When we start to become aware of our own negative thoughts or distractions, we don't want to just jump over them. It is part of the integration of self to be aware of them, notice them, reflect on them so that we can let them go. If we simply push them aside or push them back down, they will persist until they can be processed. They are there as part of the whole of who we are and can help us move forward in our personal growth.
Having a better sense of our own thoughts and how we act on them can help us in our relationships with others as well. Do we notice that we are judging others in our minds? What in other people triggers us? How can we apply ahimsa to our thoughts, followed by our actions? If we do the "right thing" with the "wrong" thoughts, are we fully embracing no harm? When we do have judgements about others or are triggered by them, the reason often starts within ourselves, although we're not always aware of that or willing to admit it. If that is the case, we may find it difficult to even be kind to ourselves. Many of us have messages that if we are unkind to others, then we must beat ourselves up. That's why this is the starting point...being kind to ourselves first allows kindness to flow from us to others.

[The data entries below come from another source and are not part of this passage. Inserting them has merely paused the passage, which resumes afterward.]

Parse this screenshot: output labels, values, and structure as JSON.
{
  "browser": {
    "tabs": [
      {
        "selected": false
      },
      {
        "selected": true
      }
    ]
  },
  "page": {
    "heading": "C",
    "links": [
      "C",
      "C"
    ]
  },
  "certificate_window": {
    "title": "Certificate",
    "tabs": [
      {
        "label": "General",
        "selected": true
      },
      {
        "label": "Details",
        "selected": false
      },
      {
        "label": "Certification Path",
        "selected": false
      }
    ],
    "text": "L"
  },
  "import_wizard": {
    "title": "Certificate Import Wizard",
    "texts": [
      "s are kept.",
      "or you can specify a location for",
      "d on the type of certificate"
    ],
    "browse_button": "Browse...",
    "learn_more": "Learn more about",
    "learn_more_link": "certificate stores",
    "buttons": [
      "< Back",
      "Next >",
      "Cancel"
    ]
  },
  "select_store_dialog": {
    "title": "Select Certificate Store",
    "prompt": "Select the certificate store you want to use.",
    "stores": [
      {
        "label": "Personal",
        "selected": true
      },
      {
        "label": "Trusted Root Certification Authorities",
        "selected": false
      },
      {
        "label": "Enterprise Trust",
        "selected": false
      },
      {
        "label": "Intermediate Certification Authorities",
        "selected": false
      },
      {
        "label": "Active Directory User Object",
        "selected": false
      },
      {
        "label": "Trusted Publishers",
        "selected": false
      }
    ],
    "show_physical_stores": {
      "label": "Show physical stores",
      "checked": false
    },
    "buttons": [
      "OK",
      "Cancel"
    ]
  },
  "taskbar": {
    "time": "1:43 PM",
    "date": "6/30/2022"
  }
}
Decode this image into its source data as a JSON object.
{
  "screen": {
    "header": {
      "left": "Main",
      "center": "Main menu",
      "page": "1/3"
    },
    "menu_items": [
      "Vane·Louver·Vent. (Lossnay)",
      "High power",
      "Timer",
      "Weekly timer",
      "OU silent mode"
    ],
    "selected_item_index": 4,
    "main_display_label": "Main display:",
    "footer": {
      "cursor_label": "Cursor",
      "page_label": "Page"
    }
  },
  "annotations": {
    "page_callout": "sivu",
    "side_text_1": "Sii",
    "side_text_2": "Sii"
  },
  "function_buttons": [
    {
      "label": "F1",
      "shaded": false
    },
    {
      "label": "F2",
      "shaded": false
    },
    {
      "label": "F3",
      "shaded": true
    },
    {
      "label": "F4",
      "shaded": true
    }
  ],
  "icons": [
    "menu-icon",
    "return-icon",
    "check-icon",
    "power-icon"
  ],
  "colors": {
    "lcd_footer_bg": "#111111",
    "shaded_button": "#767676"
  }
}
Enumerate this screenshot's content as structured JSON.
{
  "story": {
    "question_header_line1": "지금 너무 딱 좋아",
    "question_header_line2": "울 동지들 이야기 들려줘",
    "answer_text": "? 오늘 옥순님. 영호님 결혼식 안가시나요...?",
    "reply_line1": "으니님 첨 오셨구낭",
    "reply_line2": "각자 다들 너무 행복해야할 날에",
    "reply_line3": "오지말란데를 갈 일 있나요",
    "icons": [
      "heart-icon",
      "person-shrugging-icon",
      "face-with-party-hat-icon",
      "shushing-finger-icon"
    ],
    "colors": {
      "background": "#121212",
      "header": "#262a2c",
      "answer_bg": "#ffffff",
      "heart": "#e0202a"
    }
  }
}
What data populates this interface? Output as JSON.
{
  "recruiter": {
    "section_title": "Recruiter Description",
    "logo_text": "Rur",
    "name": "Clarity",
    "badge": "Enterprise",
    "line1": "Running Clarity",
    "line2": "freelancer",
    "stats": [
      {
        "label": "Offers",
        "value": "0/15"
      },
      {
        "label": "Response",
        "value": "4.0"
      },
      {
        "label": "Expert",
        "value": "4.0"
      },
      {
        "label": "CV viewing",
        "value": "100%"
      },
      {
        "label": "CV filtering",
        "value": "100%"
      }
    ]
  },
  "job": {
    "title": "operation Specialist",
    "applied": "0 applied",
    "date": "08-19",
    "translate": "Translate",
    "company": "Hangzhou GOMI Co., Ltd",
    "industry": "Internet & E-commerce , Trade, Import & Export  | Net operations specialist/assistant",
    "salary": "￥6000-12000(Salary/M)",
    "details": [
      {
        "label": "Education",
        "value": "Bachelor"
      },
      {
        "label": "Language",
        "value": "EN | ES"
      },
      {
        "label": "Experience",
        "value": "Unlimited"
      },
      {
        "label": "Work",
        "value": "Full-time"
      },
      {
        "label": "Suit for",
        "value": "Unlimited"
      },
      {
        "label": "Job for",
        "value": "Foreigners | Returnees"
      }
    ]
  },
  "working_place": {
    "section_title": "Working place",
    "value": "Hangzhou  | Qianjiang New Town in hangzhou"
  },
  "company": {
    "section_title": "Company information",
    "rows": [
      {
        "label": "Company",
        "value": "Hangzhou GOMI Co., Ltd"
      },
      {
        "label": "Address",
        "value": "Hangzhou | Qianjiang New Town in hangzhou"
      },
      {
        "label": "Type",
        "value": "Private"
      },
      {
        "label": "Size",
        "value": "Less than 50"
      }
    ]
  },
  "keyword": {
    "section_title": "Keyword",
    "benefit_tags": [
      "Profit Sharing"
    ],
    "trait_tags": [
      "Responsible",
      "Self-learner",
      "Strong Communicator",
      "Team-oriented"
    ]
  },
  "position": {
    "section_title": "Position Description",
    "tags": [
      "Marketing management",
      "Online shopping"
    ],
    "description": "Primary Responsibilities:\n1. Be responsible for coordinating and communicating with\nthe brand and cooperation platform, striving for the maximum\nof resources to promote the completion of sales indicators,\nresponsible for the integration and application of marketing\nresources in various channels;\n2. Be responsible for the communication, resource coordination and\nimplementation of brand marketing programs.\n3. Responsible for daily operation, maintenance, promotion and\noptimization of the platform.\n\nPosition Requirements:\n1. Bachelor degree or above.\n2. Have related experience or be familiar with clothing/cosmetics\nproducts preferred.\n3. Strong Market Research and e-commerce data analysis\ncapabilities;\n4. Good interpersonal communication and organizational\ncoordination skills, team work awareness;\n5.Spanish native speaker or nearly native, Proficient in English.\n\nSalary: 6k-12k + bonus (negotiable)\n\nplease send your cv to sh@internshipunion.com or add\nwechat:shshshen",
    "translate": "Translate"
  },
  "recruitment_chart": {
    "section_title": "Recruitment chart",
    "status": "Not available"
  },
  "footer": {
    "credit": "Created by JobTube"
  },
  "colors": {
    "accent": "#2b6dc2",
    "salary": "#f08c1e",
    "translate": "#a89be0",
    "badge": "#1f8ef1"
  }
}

Spend some time this week reflecting on ahimsa...take it into your daily yoga practice as well as your interactions and your meditations. Bring your curiosity to it and just notice any places negativity is operating in your daily life, towards yourself or others. Take some time to reflect upon it, and see if something else is possible. It starts with us, and all else flows from there.